**Extracted material:**
++++++++++++++++++++
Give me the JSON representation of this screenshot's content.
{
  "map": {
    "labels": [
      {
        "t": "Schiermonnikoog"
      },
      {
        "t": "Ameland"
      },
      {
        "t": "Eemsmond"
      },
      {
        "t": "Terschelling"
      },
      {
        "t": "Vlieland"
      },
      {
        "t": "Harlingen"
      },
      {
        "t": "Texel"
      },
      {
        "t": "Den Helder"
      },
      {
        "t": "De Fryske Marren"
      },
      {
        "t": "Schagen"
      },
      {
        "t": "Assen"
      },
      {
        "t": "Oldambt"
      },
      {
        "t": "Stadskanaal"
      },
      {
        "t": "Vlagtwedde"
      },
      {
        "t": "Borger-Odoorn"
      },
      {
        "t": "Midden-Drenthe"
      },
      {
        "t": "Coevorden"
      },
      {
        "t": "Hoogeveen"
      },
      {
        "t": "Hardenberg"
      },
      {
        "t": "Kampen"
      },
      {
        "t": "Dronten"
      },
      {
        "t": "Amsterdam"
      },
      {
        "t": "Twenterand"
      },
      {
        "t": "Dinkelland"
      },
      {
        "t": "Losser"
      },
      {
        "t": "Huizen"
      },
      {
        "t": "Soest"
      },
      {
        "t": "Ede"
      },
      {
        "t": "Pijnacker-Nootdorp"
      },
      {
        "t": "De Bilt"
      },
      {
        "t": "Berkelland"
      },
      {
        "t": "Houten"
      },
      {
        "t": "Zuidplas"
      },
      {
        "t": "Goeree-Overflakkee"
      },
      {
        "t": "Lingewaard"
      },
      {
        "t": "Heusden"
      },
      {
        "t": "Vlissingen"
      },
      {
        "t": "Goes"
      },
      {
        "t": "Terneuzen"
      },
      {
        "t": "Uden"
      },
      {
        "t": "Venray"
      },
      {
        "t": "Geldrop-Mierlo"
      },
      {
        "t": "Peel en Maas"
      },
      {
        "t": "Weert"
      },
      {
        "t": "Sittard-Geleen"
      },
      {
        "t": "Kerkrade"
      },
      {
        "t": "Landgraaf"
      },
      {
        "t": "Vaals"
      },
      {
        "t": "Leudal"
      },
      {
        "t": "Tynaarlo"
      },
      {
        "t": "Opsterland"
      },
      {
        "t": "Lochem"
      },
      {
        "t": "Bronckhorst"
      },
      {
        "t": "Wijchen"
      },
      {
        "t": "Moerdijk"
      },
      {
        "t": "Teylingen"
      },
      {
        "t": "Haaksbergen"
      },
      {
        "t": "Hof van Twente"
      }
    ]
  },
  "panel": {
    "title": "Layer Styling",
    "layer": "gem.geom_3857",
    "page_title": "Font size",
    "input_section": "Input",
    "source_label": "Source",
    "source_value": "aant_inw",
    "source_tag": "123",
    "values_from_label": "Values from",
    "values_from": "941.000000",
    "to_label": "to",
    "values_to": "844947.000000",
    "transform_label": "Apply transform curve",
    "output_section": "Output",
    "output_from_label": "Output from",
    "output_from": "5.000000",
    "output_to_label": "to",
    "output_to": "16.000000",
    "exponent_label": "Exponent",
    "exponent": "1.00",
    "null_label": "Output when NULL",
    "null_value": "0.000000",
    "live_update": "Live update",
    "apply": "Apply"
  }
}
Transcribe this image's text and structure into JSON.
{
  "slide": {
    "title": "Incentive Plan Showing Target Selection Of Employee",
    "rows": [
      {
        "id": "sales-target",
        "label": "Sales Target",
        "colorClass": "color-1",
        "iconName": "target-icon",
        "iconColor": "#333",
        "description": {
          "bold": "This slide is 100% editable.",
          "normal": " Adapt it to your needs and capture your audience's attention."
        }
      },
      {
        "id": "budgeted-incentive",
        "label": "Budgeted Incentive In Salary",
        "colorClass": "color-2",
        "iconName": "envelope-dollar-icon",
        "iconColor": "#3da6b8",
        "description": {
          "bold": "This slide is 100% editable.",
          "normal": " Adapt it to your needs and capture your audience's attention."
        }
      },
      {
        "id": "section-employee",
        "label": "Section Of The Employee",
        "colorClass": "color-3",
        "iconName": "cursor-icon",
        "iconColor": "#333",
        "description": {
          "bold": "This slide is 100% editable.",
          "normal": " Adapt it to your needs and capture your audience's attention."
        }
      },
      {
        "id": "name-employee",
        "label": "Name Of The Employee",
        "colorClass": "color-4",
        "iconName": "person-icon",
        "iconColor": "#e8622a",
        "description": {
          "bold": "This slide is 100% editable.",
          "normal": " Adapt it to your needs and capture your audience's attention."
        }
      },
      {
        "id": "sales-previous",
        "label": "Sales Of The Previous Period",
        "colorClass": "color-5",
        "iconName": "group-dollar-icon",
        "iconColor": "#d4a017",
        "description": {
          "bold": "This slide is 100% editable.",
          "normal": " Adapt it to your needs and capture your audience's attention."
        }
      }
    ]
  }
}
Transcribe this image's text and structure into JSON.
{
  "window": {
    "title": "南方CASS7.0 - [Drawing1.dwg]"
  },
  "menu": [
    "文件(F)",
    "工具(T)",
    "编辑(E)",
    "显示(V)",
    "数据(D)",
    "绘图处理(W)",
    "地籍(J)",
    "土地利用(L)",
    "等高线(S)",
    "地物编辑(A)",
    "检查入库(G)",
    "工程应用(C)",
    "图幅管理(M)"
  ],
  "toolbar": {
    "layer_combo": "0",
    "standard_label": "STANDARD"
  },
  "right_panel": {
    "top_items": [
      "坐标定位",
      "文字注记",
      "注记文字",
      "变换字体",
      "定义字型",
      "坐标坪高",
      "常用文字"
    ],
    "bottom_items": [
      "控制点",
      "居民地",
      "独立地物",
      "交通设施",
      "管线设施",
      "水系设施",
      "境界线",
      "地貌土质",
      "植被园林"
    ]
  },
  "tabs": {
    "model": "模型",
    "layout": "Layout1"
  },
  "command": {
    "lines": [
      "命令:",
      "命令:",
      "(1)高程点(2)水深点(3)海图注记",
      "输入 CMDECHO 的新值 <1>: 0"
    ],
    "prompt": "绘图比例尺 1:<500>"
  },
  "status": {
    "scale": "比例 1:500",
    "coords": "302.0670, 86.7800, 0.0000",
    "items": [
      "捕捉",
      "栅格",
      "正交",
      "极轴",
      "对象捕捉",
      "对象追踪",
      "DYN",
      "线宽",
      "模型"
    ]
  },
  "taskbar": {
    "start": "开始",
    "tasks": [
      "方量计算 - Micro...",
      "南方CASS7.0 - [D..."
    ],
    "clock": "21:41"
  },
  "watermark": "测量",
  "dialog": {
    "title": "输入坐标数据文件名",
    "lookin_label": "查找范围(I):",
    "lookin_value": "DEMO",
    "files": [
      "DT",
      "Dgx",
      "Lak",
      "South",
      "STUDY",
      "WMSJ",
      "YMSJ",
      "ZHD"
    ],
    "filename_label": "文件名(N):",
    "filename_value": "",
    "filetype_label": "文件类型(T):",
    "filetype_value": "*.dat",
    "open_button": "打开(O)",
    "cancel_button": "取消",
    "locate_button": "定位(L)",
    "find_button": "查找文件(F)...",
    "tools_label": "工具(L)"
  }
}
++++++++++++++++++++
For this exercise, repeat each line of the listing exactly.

Give me the JSON representation of this screenshot's content.
{
  "map": {
    "labels": [
      {
        "t": "Schiermonnikoog"
      },
      {
        "t": "Ameland"
      },
      {
        "t": "Eemsmond"
      },
      {
        "t": "Terschelling"
      },
      {
        "t": "Vlieland"
      },
      {
        "t": "Harlingen"
      },
      {
        "t": "Texel"
      },
      {
        "t": "Den Helder"
      },
      {
        "t": "De Fryske Marren"
      },
      {
        "t": "Schagen"
      },
      {
        "t": "Assen"
      },
      {
        "t": "Oldambt"
      },
      {
        "t": "Stadskanaal"
      },
      {
        "t": "Vlagtwedde"
      },
      {
        "t": "Borger-Odoorn"
      },
      {
        "t": "Midden-Drenthe"
      },
      {
        "t": "Coevorden"
      },
      {
        "t": "Hoogeveen"
      },
      {
        "t": "Hardenberg"
      },
      {
        "t": "Kampen"
      },
      {
        "t": "Dronten"
      },
      {
        "t": "Amsterdam"
      },
      {
        "t": "Twenterand"
      },
      {
        "t": "Dinkelland"
      },
      {
        "t": "Losser"
      },
      {
        "t": "Huizen"
      },
      {
        "t": "Soest"
      },
      {
        "t": "Ede"
      },
      {
        "t": "Pijnacker-Nootdorp"
      },
      {
        "t": "De Bilt"
      },
      {
        "t": "Berkelland"
      },
      {
        "t": "Houten"
      },
      {
        "t": "Zuidplas"
      },
      {
        "t": "Goeree-Overflakkee"
      },
      {
        "t": "Lingewaard"
      },
      {
        "t": "Heusden"
      },
      {
        "t": "Vlissingen"
      },
      {
        "t": "Goes"
      },
      {
        "t": "Terneuzen"
      },
      {
        "t": "Uden"
      },
      {
        "t": "Venray"
      },
      {
        "t": "Geldrop-Mierlo"
      },
      {
        "t": "Peel en Maas"
      },
      {
        "t": "Weert"
      },
      {
        "t": "Sittard-Geleen"
      },
      {
        "t": "Kerkrade"
      },
      {
        "t": "Landgraaf"
      },
      {
        "t": "Vaals"
      },
      {
        "t": "Leudal"
      },
      {
        "t": "Tynaarlo"
      },
      {
        "t": "Opsterland"
      },
      {
        "t": "Lochem"
      },
      {
        "t": "Bronckhorst"
      },
      {
        "t": "Wijchen"
      },
      {
        "t": "Moerdijk"
      },
      {
        "t": "Teylingen"
      },
      {
        "t": "Haaksbergen"
      },
      {
        "t": "Hof van Twente"
      }
    ]
  },
  "panel": {
    "title": "Layer Styling",
    "layer": "gem.geom_3857",
    "page_title": "Font size",
    "input_section": "Input",
    "source_label": "Source",
    "source_value": "aant_inw",
    "source_tag": "123",
    "values_from_label": "Values from",
    "values_from": "941.000000",
    "to_label": "to",
    "values_to": "844947.000000",
    "transform_label": "Apply transform curve",
    "output_section": "Output",
    "output_from_label": "Output from",
    "output_from": "5.000000",
    "output_to_label": "to",
    "output_to": "16.000000",
    "exponent_label": "Exponent",
    "exponent": "1.00",
    "null_label": "Output when NULL",
    "null_value": "0.000000",
    "live_update": "Live update",
    "apply": "Apply"
  }
}
Transcribe this image's text and structure into JSON.
{
  "slide": {
    "title": "Incentive Plan Showing Target Selection Of Employee",
    "rows": [
      {
        "id": "sales-target",
        "label": "Sales Target",
        "colorClass": "color-1",
        "iconName": "target-icon",
        "iconColor": "#333",
        "description": {
          "bold": "This slide is 100% editable.",
          "normal": " Adapt it to your needs and capture your audience's attention."
        }
      },
      {
        "id": "budgeted-incentive",
        "label": "Budgeted Incentive In Salary",
        "colorClass": "color-2",
        "iconName": "envelope-dollar-icon",
        "iconColor": "#3da6b8",
        "description": {
          "bold": "This slide is 100% editable.",
          "normal": " Adapt it to your needs and capture your audience's attention."
        }
      },
      {
        "id": "section-employee",
        "label": "Section Of The Employee",
        "colorClass": "color-3",
        "iconName": "cursor-icon",
        "iconColor": "#333",
        "description": {
          "bold": "This slide is 100% editable.",
          "normal": " Adapt it to your needs and capture your audience's attention."
        }
      },
      {
        "id": "name-employee",
        "label": "Name Of The Employee",
        "colorClass": "color-4",
        "iconName": "person-icon",
        "iconColor": "#e8622a",
        "description": {
          "bold": "This slide is 100% editable.",
          "normal": " Adapt it to your needs and capture your audience's attention."
        }
      },
      {
        "id": "sales-previous",
        "label": "Sales Of The Previous Period",
        "colorClass": "color-5",
        "iconName": "group-dollar-icon",
        "iconColor": "#d4a017",
        "description": {
          "bold": "This slide is 100% editable.",
          "normal": " Adapt it to your needs and capture your audience's attention."
        }
      }
    ]
  }
}
Transcribe this image's text and structure into JSON.
{
  "window": {
    "title": "南方CASS7.0 - [Drawing1.dwg]"
  },
  "menu": [
    "文件(F)",
    "工具(T)",
    "编辑(E)",
    "显示(V)",
    "数据(D)",
    "绘图处理(W)",
    "地籍(J)",
    "土地利用(L)",
    "等高线(S)",
    "地物编辑(A)",
    "检查入库(G)",
    "工程应用(C)",
    "图幅管理(M)"
  ],
  "toolbar": {
    "layer_combo": "0",
    "standard_label": "STANDARD"
  },
  "right_panel": {
    "top_items": [
      "坐标定位",
      "文字注记",
      "注记文字",
      "变换字体",
      "定义字型",
      "坐标坪高",
      "常用文字"
    ],
    "bottom_items": [
      "控制点",
      "居民地",
      "独立地物",
      "交通设施",
      "管线设施",
      "水系设施",
      "境界线",
      "地貌土质",
      "植被园林"
    ]
  },
  "tabs": {
    "model": "模型",
    "layout": "Layout1"
  },
  "command": {
    "lines": [
      "命令:",
      "命令:",
      "(1)高程点(2)水深点(3)海图注记",
      "输入 CMDECHO 的新值 <1>: 0"
    ],
    "prompt": "绘图比例尺 1:<500>"
  },
  "status": {
    "scale": "比例 1:500",
    "coords": "302.0670, 86.7800, 0.0000",
    "items": [
      "捕捉",
      "栅格",
      "正交",
      "极轴",
      "对象捕捉",
      "对象追踪",
      "DYN",
      "线宽",
      "模型"
    ]
  },
  "taskbar": {
    "start": "开始",
    "tasks": [
      "方量计算 - Micro...",
      "南方CASS7.0 - [D..."
    ],
    "clock": "21:41"
  },
  "watermark": "测量",
  "dialog": {
    "title": "输入坐标数据文件名",
    "lookin_label": "查找范围(I):",
    "lookin_value": "DEMO",
    "files": [
      "DT",
      "Dgx",
      "Lak",
      "South",
      "STUDY",
      "WMSJ",
      "YMSJ",
      "ZHD"
    ],
    "filename_label": "文件名(N):",
    "filename_value": "",
    "filetype_label": "文件类型(T):",
    "filetype_value": "*.dat",
    "open_button": "打开(O)",
    "cancel_button": "取消",
    "locate_button": "定位(L)",
    "find_button": "查找文件(F)...",
    "tools_label": "工具(L)"
  }
}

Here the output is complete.